A total of 24 people, including the sons of both Caglayan and Guler, have been arrested as part of three separate bribery investigations centering on state-run lender Halkbank. Bayraktar's son was also detained briefly.

Caglayan and Guler portrayed the scandal as an orchestrated effort to create discord in Turkey.

"I have resigned from my post of economy minister to help the truth to come out and to foil this ugly plot, which has impacted my child and my close work colleagues among others," Caglayan said in a statement.

Guler made a separate statement, calling the affair "a dirty set-up against our government, party and country."

Turkish President Abdullah Gul had said on Tuesday that Prime Minister Erdogan was preparing a cabinet reshuffle upon his return from an official visit to Pakistan.

The prime minister held a special late-night meeting with some of his ministers, including Guler, at his Ankara home.

Lira sinks in value

Erdogan was expected to replace 10 ministers - half of his cabinet - in the run-up to local elections on March 30.

Halkbank has been a source of friction between the United States and Turkey over allegations that it was involved in facilitating illegal sanctions-breaking trade with Iran.

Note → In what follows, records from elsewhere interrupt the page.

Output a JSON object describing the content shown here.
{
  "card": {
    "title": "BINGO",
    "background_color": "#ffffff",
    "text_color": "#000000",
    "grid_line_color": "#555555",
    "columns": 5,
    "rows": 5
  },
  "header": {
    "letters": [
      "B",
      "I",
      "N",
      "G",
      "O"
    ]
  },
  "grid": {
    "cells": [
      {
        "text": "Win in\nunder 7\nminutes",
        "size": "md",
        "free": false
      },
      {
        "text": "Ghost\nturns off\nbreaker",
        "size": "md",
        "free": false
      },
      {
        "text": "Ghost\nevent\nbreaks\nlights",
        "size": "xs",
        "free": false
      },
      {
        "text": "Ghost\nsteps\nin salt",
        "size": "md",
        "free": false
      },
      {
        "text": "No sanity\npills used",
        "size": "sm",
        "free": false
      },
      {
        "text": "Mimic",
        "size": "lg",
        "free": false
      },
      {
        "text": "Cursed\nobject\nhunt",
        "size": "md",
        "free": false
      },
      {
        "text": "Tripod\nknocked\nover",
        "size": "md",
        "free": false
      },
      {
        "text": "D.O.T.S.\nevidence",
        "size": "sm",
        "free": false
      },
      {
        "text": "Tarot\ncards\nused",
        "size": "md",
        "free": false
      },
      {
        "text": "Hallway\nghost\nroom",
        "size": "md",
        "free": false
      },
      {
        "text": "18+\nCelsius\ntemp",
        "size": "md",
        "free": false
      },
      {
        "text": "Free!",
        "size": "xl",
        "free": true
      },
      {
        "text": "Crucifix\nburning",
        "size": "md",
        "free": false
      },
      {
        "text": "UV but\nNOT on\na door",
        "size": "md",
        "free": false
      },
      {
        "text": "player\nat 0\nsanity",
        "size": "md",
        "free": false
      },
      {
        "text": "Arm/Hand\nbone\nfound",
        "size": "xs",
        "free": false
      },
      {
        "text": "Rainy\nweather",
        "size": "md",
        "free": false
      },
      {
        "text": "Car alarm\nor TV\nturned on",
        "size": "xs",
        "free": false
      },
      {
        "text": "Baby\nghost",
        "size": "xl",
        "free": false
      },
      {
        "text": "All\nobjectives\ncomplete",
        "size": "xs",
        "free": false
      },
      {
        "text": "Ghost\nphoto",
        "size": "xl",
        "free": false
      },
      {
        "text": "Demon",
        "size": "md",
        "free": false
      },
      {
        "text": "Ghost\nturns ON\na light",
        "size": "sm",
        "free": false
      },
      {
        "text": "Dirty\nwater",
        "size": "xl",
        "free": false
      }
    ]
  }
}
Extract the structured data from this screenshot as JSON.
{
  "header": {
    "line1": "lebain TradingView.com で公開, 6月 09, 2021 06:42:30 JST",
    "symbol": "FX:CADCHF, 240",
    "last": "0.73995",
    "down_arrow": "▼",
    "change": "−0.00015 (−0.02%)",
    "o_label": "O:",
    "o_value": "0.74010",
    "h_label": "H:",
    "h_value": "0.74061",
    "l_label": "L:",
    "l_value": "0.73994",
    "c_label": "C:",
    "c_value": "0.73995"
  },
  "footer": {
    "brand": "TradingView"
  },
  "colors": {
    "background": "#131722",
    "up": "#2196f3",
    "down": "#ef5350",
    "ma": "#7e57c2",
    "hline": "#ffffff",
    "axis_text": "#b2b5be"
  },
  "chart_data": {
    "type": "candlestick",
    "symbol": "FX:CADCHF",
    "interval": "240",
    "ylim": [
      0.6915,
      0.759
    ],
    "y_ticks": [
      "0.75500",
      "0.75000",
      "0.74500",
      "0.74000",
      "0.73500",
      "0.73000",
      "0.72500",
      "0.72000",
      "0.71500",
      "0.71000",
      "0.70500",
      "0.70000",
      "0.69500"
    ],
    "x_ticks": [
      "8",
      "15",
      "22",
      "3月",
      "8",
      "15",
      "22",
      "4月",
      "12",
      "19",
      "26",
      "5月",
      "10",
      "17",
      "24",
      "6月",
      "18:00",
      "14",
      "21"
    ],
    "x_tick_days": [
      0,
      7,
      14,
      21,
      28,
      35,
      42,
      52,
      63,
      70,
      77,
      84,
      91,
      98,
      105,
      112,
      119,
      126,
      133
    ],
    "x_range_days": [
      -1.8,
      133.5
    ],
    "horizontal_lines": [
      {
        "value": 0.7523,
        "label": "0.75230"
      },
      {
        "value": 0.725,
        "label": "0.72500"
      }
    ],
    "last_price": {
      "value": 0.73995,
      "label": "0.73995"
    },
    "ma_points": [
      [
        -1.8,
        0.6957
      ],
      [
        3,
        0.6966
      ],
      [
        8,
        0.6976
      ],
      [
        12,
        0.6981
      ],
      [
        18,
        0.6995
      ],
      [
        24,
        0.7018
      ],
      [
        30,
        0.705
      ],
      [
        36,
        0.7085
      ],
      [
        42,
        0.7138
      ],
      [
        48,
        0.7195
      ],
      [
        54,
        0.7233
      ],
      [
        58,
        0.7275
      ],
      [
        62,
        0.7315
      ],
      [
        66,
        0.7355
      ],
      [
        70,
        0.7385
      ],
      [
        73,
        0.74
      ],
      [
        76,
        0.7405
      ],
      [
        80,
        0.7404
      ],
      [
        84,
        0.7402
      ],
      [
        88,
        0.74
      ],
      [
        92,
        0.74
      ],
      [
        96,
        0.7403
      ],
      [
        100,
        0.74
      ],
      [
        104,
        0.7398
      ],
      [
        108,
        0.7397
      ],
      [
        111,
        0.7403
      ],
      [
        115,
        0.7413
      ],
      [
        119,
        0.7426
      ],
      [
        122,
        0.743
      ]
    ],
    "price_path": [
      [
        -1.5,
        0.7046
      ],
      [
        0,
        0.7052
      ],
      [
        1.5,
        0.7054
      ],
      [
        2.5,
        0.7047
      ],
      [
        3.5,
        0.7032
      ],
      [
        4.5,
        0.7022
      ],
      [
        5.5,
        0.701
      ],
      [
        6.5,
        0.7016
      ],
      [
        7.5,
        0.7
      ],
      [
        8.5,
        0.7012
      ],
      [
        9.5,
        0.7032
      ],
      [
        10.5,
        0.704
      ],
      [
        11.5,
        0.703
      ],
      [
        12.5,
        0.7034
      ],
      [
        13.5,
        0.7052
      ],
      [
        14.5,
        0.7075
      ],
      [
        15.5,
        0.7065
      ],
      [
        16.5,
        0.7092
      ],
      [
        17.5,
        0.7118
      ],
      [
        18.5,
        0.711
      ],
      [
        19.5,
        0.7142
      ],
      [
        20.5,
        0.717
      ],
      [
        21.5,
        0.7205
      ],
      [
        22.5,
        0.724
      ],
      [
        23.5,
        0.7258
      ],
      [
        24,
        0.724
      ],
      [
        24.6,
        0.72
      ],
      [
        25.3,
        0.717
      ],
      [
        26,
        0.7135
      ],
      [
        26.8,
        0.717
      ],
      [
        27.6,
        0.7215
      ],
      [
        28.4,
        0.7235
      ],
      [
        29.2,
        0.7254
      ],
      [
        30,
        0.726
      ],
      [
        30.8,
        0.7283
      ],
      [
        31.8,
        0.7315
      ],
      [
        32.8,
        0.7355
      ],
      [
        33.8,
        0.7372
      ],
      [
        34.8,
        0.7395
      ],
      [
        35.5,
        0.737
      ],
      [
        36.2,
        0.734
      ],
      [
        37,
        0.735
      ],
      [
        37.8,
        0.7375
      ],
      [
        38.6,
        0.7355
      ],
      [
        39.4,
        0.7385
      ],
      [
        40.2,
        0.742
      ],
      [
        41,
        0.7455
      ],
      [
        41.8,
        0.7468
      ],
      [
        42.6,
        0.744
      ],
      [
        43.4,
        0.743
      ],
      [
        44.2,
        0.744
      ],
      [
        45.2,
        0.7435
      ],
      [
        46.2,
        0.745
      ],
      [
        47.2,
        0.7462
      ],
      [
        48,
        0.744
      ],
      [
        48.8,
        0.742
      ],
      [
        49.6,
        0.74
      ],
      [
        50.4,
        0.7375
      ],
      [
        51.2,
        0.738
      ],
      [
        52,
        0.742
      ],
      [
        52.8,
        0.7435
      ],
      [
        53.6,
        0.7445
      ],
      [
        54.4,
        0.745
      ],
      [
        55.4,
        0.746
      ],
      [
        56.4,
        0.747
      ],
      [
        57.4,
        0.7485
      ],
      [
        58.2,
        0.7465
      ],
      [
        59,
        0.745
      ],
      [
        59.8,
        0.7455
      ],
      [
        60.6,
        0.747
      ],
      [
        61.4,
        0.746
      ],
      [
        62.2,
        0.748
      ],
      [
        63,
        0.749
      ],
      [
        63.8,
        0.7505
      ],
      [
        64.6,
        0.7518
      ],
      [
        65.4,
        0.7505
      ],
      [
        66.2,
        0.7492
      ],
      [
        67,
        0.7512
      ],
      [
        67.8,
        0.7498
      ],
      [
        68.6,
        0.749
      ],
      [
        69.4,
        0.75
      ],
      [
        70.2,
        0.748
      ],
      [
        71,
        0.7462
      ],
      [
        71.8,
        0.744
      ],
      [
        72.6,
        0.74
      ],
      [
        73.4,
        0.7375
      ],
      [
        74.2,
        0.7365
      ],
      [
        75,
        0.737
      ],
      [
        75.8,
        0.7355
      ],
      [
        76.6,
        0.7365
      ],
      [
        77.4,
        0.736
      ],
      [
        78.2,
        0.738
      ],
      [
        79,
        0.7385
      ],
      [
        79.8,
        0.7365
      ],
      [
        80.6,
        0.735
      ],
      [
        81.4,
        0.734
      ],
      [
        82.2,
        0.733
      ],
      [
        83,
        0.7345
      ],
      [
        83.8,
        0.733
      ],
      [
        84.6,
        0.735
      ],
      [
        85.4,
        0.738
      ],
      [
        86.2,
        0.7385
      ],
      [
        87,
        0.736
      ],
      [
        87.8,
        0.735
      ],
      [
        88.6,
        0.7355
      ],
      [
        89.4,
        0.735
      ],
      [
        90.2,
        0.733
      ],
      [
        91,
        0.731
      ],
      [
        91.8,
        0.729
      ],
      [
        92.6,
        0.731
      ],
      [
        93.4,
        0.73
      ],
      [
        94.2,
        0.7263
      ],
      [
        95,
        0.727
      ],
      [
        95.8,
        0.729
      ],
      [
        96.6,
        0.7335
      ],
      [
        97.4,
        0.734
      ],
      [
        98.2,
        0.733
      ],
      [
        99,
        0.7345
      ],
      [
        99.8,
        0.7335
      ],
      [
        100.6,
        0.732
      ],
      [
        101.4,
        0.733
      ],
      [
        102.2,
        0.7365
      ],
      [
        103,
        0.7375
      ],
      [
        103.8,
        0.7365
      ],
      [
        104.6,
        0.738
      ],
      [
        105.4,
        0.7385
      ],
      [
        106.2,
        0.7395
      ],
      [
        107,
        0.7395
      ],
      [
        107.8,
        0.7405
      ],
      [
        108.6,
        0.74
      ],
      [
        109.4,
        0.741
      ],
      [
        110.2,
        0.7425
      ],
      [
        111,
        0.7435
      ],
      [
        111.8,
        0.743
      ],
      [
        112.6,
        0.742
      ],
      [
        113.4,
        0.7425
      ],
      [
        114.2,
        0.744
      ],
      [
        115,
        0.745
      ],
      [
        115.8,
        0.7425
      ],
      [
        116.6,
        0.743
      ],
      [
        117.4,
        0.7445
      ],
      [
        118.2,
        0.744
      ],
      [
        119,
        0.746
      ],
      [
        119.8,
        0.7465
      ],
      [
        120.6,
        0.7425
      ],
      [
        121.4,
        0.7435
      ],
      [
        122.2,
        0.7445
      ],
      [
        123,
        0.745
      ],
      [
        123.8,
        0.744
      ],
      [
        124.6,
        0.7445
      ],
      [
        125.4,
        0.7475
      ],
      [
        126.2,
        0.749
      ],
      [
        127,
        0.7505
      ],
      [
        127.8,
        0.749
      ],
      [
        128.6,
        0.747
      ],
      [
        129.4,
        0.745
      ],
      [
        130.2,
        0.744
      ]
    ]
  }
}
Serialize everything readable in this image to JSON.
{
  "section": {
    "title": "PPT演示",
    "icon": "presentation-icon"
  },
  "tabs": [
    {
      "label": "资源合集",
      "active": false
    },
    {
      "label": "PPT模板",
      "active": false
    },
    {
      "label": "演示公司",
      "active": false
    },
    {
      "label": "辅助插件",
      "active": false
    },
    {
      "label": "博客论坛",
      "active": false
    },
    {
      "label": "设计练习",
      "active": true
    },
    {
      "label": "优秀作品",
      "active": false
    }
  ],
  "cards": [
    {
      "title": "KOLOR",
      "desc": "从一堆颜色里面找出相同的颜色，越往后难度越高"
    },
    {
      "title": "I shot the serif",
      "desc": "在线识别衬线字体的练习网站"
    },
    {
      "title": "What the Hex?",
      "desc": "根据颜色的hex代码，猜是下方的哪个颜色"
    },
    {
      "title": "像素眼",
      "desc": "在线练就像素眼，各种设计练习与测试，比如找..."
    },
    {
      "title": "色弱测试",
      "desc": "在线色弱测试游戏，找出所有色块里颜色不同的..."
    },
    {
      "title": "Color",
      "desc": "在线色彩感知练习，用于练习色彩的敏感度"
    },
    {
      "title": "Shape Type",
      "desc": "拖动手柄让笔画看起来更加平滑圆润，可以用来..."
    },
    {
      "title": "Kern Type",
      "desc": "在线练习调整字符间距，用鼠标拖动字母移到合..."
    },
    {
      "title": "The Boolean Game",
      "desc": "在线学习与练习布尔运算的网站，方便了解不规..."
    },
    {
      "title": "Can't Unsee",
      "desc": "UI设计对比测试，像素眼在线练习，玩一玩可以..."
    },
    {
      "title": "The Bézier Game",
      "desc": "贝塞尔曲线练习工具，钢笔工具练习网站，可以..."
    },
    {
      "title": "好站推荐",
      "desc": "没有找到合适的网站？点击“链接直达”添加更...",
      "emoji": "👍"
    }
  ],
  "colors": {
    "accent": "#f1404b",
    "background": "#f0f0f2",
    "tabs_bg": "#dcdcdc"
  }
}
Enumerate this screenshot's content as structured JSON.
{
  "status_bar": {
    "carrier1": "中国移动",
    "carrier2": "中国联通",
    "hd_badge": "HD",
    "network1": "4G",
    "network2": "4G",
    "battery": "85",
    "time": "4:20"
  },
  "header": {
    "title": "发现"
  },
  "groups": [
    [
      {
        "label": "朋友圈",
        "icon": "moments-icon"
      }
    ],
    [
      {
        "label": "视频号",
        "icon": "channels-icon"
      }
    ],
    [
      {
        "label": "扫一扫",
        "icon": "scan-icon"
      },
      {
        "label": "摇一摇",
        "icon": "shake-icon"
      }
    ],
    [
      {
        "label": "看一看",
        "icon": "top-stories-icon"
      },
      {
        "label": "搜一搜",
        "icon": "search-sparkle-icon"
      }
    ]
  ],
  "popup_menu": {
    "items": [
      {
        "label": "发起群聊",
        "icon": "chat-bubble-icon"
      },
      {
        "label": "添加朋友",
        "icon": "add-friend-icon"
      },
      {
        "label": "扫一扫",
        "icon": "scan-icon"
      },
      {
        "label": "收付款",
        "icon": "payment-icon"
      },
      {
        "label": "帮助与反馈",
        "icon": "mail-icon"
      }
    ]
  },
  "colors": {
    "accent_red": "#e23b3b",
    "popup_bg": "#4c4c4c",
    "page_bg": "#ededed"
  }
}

The scandal has badly affected the Turkish economy, pushing the national currency - the Turkish lira - to record lows against the US dollar.

Erdogan, who has led Turkey for more than a decade, described the probe as a "smear campaign" against the country's national interests. He responded to the investigation by sacking dozens of high-ranking police officials.

President Gul - who is aligned with Erdogan's own Justice and Development Party (AKP) - has also condemned the investigation as "political plotting," but concedes that allegations of bribery should not be covered up. He said the investigation would be judged in independent courts.

rc / se (AFP, AP, dpa, Reuters)